ASSIGNMENT ▸
Search term "this": please copy every line of the records below that contains it.

<<<<

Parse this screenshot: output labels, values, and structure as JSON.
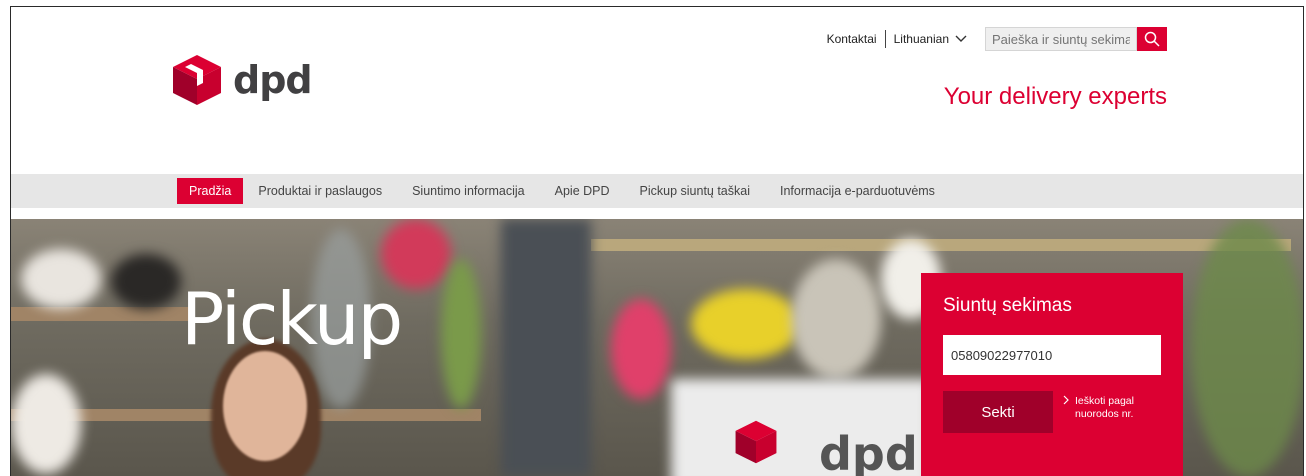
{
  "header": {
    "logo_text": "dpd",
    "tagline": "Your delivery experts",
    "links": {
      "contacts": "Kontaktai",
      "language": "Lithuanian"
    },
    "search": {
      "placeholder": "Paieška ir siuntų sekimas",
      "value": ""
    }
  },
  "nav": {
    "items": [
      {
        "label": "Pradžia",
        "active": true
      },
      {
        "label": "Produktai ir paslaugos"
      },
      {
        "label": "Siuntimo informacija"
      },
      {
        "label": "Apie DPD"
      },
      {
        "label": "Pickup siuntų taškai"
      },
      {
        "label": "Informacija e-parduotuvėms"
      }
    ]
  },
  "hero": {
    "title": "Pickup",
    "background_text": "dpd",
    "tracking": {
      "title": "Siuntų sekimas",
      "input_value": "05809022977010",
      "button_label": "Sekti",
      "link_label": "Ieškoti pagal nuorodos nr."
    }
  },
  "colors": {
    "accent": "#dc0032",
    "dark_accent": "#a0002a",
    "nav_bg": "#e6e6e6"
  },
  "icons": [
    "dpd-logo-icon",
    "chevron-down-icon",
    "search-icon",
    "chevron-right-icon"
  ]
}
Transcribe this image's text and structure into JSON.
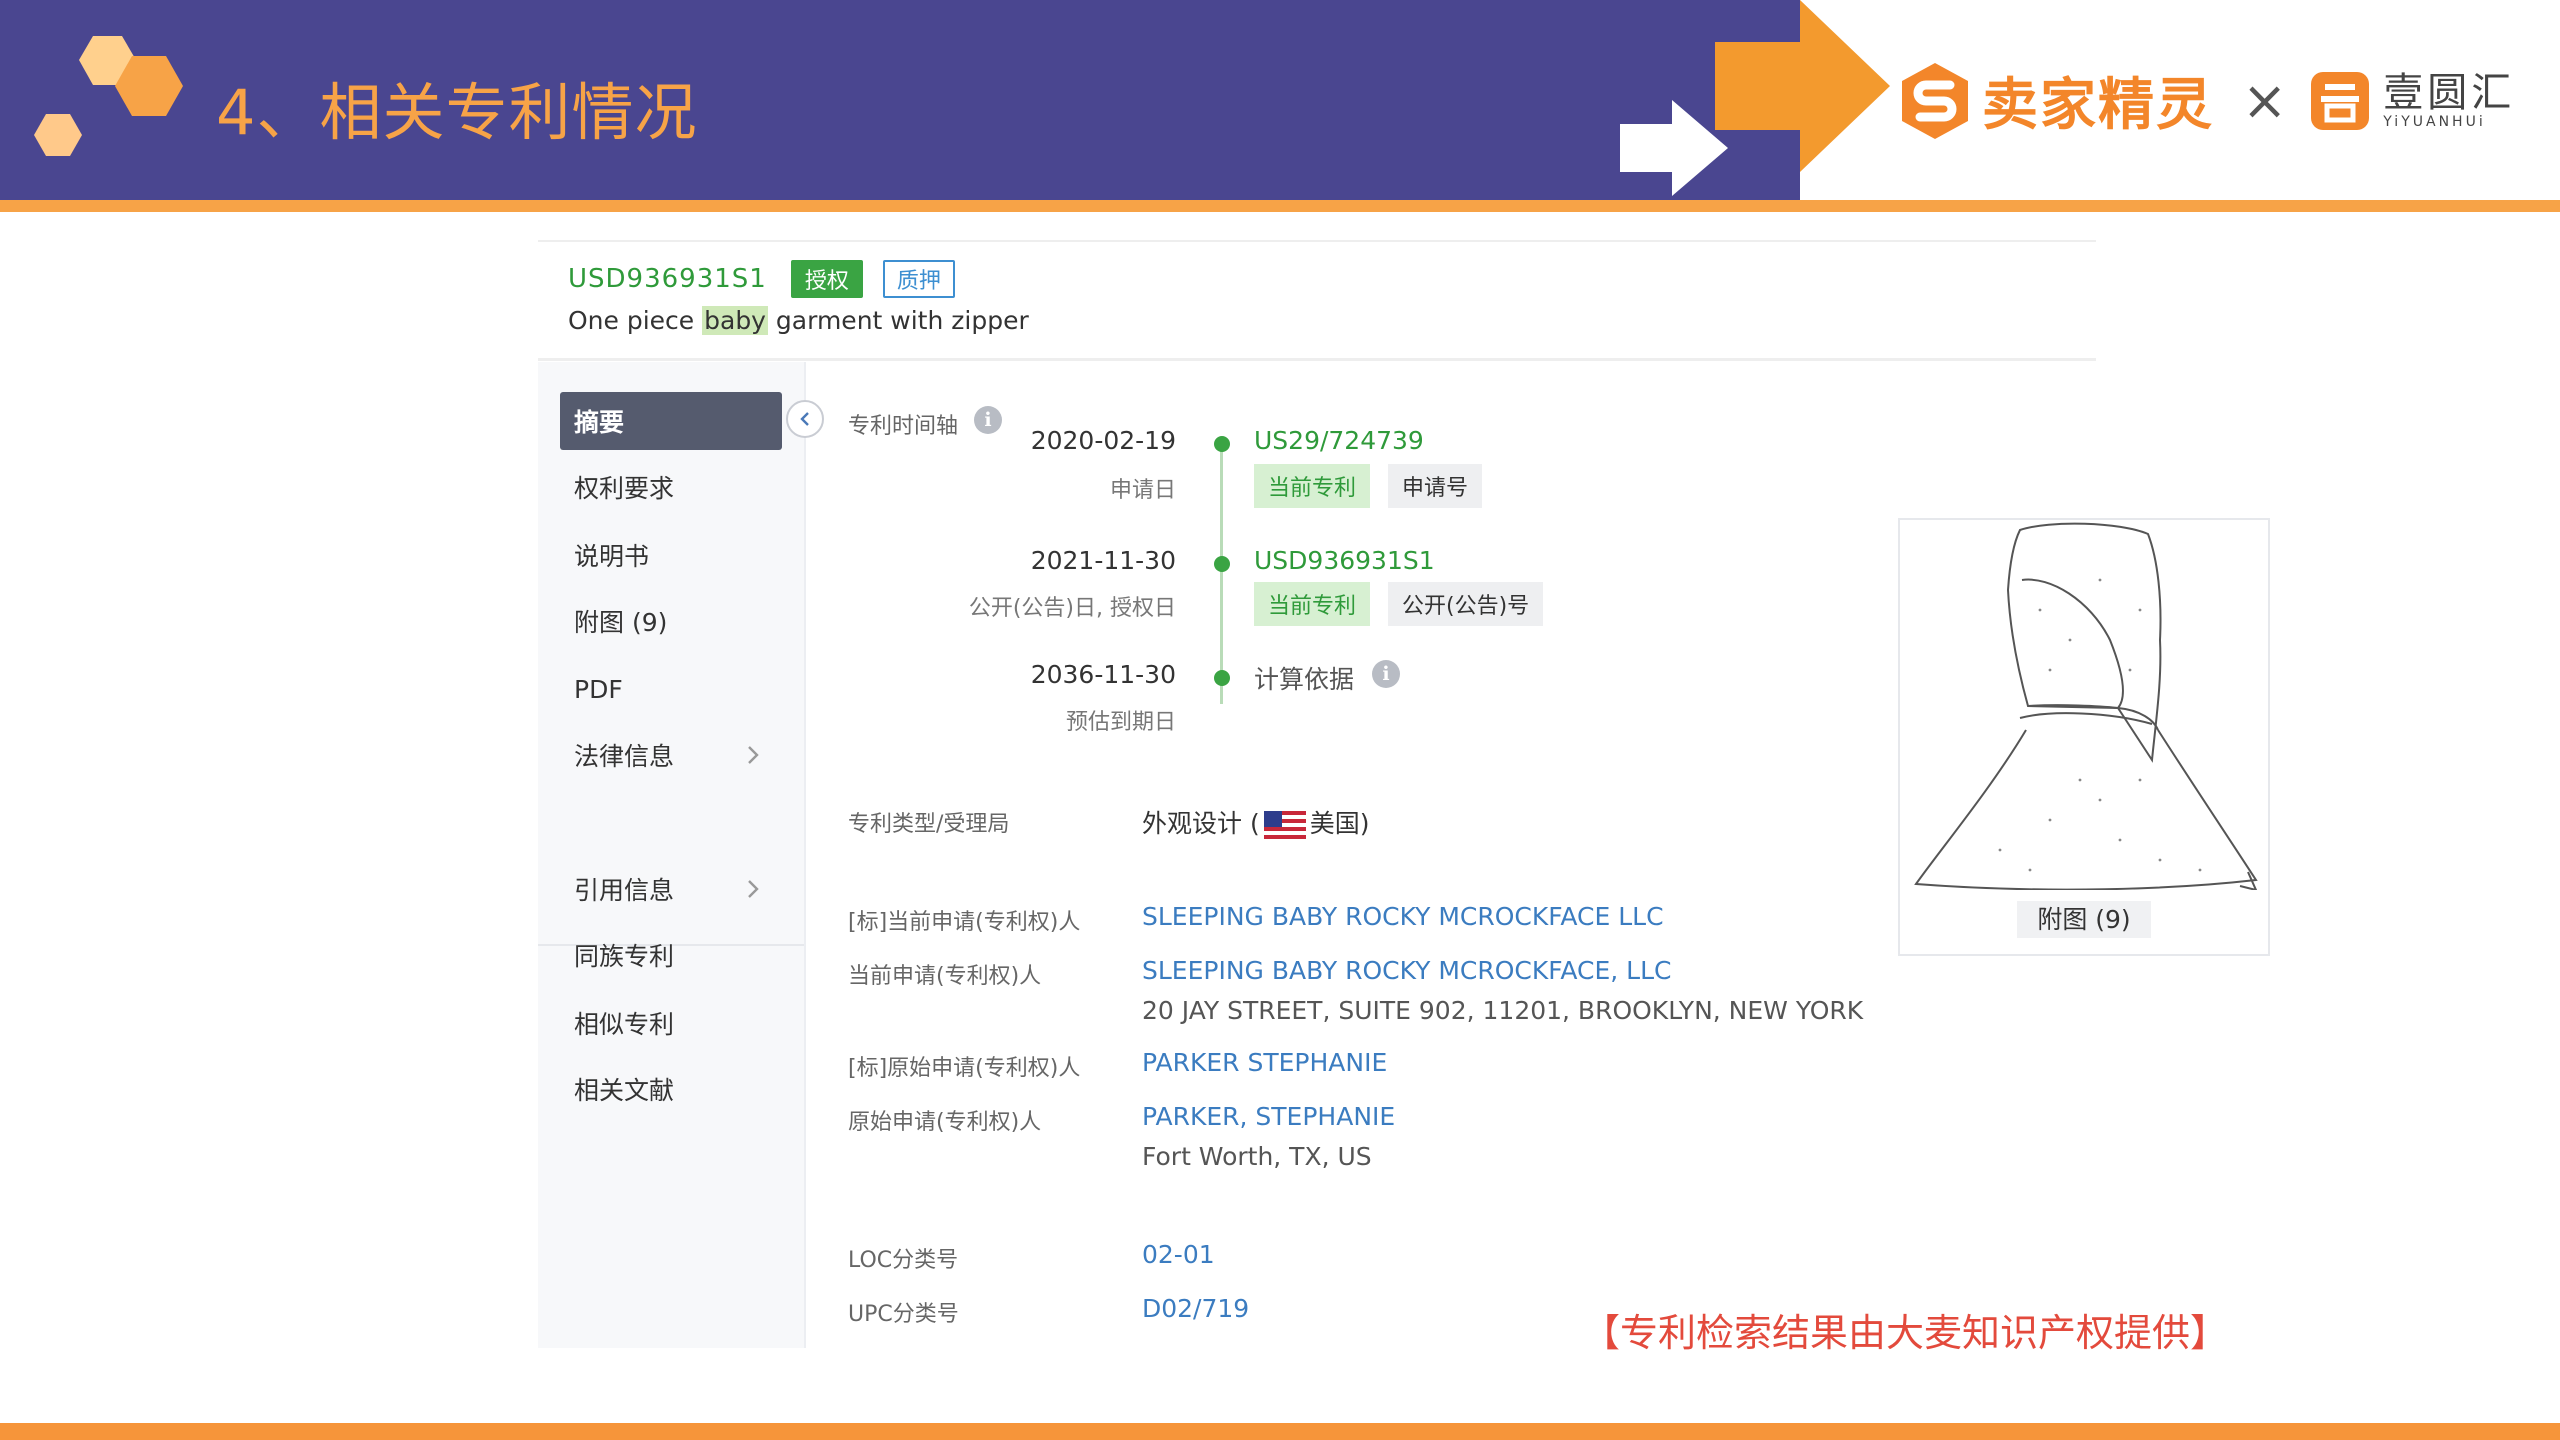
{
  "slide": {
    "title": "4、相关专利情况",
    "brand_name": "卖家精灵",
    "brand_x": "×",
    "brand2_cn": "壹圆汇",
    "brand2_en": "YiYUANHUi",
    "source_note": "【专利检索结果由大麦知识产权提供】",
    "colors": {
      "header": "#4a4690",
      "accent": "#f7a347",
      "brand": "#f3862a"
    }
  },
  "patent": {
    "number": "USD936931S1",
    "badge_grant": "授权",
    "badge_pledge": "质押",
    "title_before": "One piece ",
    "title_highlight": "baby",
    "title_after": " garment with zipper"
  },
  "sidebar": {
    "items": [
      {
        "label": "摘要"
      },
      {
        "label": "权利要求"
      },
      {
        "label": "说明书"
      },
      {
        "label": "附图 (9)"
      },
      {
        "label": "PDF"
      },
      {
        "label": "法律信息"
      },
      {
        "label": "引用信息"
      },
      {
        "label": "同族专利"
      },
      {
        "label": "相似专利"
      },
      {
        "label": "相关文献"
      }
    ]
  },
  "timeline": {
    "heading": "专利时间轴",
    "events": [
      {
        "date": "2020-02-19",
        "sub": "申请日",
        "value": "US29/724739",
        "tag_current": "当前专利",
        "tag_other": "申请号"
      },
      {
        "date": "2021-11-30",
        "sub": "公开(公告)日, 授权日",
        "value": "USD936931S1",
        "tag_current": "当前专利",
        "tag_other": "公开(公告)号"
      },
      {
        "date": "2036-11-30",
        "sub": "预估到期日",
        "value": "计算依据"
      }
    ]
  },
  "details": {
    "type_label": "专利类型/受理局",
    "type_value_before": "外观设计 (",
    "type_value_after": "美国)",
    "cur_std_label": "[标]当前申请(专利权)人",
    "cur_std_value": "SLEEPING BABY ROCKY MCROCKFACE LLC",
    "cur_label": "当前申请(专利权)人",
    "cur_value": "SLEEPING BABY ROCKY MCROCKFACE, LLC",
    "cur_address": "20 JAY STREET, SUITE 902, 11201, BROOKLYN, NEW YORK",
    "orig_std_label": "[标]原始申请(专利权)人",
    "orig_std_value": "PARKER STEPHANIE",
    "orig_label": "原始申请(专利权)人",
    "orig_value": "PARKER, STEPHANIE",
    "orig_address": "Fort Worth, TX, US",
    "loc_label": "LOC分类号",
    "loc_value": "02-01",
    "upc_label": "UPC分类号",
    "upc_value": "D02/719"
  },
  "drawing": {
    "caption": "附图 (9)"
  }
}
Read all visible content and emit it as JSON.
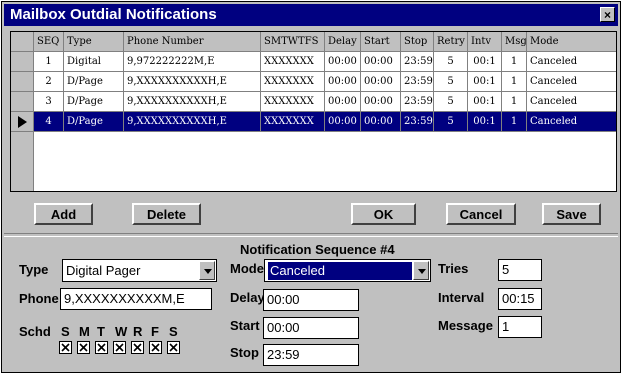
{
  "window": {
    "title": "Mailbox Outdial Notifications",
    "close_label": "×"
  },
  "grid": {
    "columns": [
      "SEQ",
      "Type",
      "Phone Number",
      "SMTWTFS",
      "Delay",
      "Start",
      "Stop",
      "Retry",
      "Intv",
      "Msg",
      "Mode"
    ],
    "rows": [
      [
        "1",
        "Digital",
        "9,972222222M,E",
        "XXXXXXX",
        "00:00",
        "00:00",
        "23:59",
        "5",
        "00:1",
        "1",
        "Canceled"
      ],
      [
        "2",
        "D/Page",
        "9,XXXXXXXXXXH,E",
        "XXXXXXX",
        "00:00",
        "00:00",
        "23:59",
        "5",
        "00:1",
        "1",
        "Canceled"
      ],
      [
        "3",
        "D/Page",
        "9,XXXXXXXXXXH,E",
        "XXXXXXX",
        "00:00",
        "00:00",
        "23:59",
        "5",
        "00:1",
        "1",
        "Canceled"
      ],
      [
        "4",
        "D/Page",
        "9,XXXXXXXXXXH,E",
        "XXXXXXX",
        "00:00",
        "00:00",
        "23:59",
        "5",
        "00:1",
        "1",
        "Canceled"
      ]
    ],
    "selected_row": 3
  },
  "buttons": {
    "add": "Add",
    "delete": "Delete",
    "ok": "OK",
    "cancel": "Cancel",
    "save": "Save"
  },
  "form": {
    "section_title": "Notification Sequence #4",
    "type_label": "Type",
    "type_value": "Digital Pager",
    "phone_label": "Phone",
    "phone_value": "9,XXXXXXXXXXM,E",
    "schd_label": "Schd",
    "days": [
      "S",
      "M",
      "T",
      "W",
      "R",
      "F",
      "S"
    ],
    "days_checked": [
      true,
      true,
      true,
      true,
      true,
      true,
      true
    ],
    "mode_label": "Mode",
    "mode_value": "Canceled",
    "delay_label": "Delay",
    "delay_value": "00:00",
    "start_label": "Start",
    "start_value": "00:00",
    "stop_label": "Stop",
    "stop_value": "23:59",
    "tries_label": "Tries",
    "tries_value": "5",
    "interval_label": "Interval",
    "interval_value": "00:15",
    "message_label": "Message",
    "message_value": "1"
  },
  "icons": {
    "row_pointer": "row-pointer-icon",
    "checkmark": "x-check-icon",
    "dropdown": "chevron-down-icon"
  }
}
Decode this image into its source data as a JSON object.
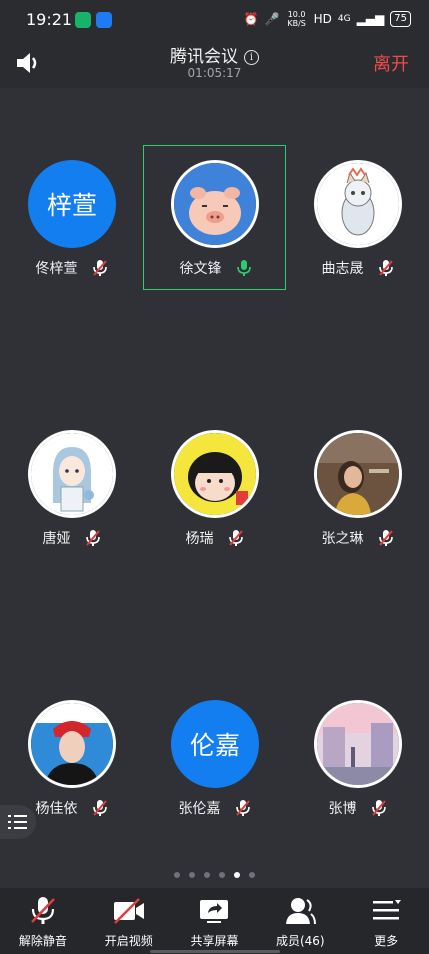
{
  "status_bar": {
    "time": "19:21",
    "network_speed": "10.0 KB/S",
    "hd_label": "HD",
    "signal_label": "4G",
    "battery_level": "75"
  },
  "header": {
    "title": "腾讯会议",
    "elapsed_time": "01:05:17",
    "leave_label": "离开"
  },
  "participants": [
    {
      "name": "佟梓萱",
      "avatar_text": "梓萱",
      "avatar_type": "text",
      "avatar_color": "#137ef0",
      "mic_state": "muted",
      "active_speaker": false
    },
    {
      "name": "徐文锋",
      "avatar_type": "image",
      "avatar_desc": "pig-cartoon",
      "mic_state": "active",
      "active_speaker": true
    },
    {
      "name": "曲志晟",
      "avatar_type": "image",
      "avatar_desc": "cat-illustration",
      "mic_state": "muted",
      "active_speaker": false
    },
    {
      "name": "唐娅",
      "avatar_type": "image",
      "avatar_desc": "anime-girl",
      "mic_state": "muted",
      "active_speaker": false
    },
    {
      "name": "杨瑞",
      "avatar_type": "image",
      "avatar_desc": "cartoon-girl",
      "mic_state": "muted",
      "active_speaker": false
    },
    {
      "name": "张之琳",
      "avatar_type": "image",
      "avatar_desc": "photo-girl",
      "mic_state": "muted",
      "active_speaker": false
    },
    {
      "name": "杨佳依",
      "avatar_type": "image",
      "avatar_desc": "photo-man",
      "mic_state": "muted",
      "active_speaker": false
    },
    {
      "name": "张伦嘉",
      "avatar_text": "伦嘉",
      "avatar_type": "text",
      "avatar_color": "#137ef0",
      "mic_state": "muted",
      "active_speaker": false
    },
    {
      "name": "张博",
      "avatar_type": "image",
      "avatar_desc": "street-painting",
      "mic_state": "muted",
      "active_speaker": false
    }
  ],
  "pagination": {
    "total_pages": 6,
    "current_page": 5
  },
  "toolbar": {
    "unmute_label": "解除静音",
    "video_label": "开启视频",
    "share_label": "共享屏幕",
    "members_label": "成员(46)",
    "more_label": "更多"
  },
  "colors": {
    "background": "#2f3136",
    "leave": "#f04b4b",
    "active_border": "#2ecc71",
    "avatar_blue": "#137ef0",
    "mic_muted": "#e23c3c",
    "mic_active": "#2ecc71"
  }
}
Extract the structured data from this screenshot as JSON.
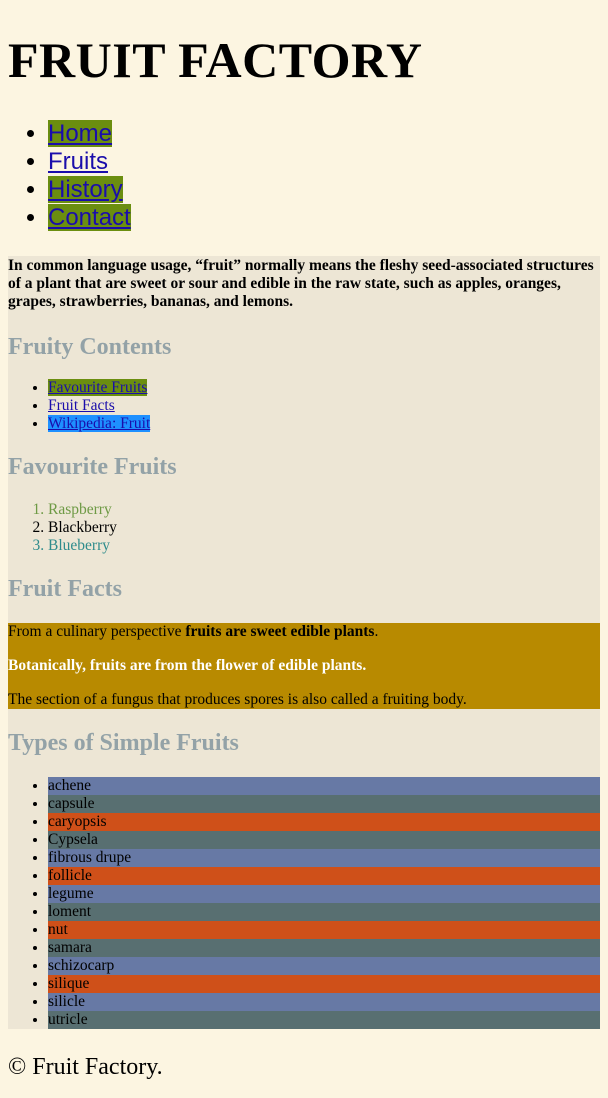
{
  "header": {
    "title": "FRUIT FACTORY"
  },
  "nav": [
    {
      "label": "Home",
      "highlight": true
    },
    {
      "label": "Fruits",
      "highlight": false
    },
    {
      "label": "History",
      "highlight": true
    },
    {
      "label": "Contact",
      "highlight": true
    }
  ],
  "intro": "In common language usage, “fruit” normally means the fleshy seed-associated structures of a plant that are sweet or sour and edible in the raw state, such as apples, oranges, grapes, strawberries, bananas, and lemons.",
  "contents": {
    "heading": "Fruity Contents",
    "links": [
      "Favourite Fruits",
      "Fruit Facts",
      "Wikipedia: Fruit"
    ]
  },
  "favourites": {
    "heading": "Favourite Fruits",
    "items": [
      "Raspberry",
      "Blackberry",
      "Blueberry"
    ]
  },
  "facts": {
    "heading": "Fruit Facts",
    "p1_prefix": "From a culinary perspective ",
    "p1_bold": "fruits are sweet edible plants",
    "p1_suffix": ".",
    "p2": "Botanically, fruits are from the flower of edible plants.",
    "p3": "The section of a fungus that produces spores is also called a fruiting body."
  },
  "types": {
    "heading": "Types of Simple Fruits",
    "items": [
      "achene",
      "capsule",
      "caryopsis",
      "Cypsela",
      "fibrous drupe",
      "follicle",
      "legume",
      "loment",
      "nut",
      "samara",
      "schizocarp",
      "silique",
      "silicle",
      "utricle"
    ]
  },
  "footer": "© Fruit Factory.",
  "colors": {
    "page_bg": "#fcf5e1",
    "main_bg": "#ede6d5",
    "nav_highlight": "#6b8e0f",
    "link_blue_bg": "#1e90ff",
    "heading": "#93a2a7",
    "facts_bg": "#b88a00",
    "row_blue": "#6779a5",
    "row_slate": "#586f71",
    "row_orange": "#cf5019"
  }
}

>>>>

OUTPUT OF THE TASK ▸
Parse this screenshot: output labels, values, and structure as JSON.
Transcribe this image's text and structure into JSON.
Decode this image into its source data as a JSON object.
Extract the structured data from this screenshot as JSON.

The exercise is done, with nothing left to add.